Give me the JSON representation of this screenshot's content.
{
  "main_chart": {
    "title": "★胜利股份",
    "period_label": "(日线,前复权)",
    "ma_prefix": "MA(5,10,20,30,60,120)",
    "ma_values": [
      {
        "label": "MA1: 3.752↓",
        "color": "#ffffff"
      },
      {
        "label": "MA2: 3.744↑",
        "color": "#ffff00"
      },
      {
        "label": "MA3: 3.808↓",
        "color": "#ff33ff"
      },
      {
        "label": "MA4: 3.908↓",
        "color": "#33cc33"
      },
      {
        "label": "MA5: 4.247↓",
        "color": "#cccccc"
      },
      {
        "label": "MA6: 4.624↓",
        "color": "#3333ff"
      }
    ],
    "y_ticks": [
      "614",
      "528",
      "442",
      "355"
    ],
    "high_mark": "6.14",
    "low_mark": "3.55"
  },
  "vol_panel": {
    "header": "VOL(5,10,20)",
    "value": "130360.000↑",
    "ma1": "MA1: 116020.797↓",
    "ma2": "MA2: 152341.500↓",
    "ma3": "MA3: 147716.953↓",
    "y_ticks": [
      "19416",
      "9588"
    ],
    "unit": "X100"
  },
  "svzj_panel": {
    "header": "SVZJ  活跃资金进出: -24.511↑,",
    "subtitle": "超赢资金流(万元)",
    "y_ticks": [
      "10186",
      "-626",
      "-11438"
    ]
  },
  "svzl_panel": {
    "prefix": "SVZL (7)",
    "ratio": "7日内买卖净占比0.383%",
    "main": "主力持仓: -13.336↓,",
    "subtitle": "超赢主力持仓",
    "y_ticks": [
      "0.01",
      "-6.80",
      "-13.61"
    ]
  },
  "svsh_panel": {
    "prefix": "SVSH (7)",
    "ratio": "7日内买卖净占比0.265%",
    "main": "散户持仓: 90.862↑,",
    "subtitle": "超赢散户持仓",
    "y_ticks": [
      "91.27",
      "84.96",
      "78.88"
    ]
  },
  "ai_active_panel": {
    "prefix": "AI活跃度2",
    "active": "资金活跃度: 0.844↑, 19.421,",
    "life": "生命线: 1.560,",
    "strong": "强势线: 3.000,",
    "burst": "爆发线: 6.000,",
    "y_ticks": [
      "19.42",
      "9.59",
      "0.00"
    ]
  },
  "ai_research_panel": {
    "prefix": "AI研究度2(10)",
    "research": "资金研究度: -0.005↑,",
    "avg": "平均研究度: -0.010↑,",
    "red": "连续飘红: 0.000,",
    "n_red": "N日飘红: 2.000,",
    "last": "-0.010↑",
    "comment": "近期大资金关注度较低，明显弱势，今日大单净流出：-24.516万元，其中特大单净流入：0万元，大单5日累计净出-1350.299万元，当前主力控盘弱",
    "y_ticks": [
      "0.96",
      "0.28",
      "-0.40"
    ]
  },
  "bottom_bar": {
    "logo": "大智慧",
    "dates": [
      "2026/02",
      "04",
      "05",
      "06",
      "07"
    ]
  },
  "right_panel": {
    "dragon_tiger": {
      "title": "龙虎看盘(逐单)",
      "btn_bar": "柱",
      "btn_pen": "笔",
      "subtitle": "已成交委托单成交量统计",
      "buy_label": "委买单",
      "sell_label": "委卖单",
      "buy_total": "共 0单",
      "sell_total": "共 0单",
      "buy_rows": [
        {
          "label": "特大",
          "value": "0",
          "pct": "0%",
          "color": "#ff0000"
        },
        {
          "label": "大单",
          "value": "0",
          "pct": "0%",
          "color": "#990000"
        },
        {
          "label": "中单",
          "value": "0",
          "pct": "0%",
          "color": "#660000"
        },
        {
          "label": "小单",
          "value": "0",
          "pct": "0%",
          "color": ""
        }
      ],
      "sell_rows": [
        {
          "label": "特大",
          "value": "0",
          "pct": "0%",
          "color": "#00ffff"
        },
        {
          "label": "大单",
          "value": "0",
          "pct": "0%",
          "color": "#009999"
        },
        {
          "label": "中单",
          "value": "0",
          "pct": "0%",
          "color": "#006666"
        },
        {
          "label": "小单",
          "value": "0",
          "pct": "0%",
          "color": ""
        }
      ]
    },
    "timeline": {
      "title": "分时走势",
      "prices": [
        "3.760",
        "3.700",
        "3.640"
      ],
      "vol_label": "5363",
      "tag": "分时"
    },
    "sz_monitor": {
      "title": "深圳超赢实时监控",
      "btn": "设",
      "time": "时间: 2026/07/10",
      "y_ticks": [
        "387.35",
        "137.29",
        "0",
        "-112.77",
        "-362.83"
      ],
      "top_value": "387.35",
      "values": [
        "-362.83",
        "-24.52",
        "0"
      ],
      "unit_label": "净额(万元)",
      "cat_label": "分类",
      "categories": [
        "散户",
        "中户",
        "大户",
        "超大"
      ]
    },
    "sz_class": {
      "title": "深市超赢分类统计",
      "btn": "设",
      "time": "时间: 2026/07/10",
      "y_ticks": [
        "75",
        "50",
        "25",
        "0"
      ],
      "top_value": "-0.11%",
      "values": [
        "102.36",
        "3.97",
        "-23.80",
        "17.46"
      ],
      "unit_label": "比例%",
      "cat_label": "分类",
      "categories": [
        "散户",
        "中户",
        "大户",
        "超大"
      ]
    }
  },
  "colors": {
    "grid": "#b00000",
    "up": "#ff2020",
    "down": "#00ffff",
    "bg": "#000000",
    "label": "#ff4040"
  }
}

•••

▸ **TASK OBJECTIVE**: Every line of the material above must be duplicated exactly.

▸ **ANSWER TO THIS TASK**:
Give me the JSON representation of this screenshot's content.
{
  "main_chart": {
    "title": "★胜利股份",
    "period_label": "(日线,前复权)",
    "ma_prefix": "MA(5,10,20,30,60,120)",
    "ma_values": [
      {
        "label": "MA1: 3.752↓",
        "color": "#ffffff"
      },
      {
        "label": "MA2: 3.744↑",
        "color": "#ffff00"
      },
      {
        "label": "MA3: 3.808↓",
        "color": "#ff33ff"
      },
      {
        "label": "MA4: 3.908↓",
        "color": "#33cc33"
      },
      {
        "label": "MA5: 4.247↓",
        "color": "#cccccc"
      },
      {
        "label": "MA6: 4.624↓",
        "color": "#3333ff"
      }
    ],
    "y_ticks": [
      "614",
      "528",
      "442",
      "355"
    ],
    "high_mark": "6.14",
    "low_mark": "3.55"
  },
  "vol_panel": {
    "header": "VOL(5,10,20)",
    "value": "130360.000↑",
    "ma1": "MA1: 116020.797↓",
    "ma2": "MA2: 152341.500↓",
    "ma3": "MA3: 147716.953↓",
    "y_ticks": [
      "19416",
      "9588"
    ],
    "unit": "X100"
  },
  "svzj_panel": {
    "header": "SVZJ  活跃资金进出: -24.511↑,",
    "subtitle": "超赢资金流(万元)",
    "y_ticks": [
      "10186",
      "-626",
      "-11438"
    ]
  },
  "svzl_panel": {
    "prefix": "SVZL (7)",
    "ratio": "7日内买卖净占比0.383%",
    "main": "主力持仓: -13.336↓,",
    "subtitle": "超赢主力持仓",
    "y_ticks": [
      "0.01",
      "-6.80",
      "-13.61"
    ]
  },
  "svsh_panel": {
    "prefix": "SVSH (7)",
    "ratio": "7日内买卖净占比0.265%",
    "main": "散户持仓: 90.862↑,",
    "subtitle": "超赢散户持仓",
    "y_ticks": [
      "91.27",
      "84.96",
      "78.88"
    ]
  },
  "ai_active_panel": {
    "prefix": "AI活跃度2",
    "active": "资金活跃度: 0.844↑, 19.421,",
    "life": "生命线: 1.560,",
    "strong": "强势线: 3.000,",
    "burst": "爆发线: 6.000,",
    "y_ticks": [
      "19.42",
      "9.59",
      "0.00"
    ]
  },
  "ai_research_panel": {
    "prefix": "AI研究度2(10)",
    "research": "资金研究度: -0.005↑,",
    "avg": "平均研究度: -0.010↑,",
    "red": "连续飘红: 0.000,",
    "n_red": "N日飘红: 2.000,",
    "last": "-0.010↑",
    "comment": "近期大资金关注度较低，明显弱势，今日大单净流出：-24.516万元，其中特大单净流入：0万元，大单5日累计净出-1350.299万元，当前主力控盘弱",
    "y_ticks": [
      "0.96",
      "0.28",
      "-0.40"
    ]
  },
  "bottom_bar": {
    "logo": "大智慧",
    "dates": [
      "2026/02",
      "04",
      "05",
      "06",
      "07"
    ]
  },
  "right_panel": {
    "dragon_tiger": {
      "title": "龙虎看盘(逐单)",
      "btn_bar": "柱",
      "btn_pen": "笔",
      "subtitle": "已成交委托单成交量统计",
      "buy_label": "委买单",
      "sell_label": "委卖单",
      "buy_total": "共 0单",
      "sell_total": "共 0单",
      "buy_rows": [
        {
          "label": "特大",
          "value": "0",
          "pct": "0%",
          "color": "#ff0000"
        },
        {
          "label": "大单",
          "value": "0",
          "pct": "0%",
          "color": "#990000"
        },
        {
          "label": "中单",
          "value": "0",
          "pct": "0%",
          "color": "#660000"
        },
        {
          "label": "小单",
          "value": "0",
          "pct": "0%",
          "color": ""
        }
      ],
      "sell_rows": [
        {
          "label": "特大",
          "value": "0",
          "pct": "0%",
          "color": "#00ffff"
        },
        {
          "label": "大单",
          "value": "0",
          "pct": "0%",
          "color": "#009999"
        },
        {
          "label": "中单",
          "value": "0",
          "pct": "0%",
          "color": "#006666"
        },
        {
          "label": "小单",
          "value": "0",
          "pct": "0%",
          "color": ""
        }
      ]
    },
    "timeline": {
      "title": "分时走势",
      "prices": [
        "3.760",
        "3.700",
        "3.640"
      ],
      "vol_label": "5363",
      "tag": "分时"
    },
    "sz_monitor": {
      "title": "深圳超赢实时监控",
      "btn": "设",
      "time": "时间: 2026/07/10",
      "y_ticks": [
        "387.35",
        "137.29",
        "0",
        "-112.77",
        "-362.83"
      ],
      "top_value": "387.35",
      "values": [
        "-362.83",
        "-24.52",
        "0"
      ],
      "unit_label": "净额(万元)",
      "cat_label": "分类",
      "categories": [
        "散户",
        "中户",
        "大户",
        "超大"
      ]
    },
    "sz_class": {
      "title": "深市超赢分类统计",
      "btn": "设",
      "time": "时间: 2026/07/10",
      "y_ticks": [
        "75",
        "50",
        "25",
        "0"
      ],
      "top_value": "-0.11%",
      "values": [
        "102.36",
        "3.97",
        "-23.80",
        "17.46"
      ],
      "unit_label": "比例%",
      "cat_label": "分类",
      "categories": [
        "散户",
        "中户",
        "大户",
        "超大"
      ]
    }
  },
  "colors": {
    "grid": "#b00000",
    "up": "#ff2020",
    "down": "#00ffff",
    "bg": "#000000",
    "label": "#ff4040"
  }
}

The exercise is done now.